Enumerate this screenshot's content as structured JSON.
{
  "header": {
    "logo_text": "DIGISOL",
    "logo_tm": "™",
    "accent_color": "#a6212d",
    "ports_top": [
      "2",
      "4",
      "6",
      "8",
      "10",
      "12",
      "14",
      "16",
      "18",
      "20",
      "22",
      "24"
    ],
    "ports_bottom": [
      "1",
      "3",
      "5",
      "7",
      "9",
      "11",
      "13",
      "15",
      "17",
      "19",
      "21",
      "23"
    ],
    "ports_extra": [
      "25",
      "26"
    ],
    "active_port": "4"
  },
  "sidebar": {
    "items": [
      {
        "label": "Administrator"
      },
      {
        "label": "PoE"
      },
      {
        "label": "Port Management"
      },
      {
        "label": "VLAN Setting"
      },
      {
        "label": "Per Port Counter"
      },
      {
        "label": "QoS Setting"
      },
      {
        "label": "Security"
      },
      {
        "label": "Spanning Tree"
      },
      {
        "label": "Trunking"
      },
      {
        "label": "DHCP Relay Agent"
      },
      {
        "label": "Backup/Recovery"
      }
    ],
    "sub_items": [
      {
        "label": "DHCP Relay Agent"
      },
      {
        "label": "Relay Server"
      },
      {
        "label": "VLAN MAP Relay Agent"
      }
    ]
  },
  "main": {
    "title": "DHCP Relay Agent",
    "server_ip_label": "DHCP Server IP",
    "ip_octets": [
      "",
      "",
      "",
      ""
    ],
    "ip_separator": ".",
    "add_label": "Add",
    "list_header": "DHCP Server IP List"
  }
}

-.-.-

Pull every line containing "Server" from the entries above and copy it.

        "label": "Relay Server"
    "server_ip_label": "DHCP Server IP",
    "list_header": "DHCP Server IP List"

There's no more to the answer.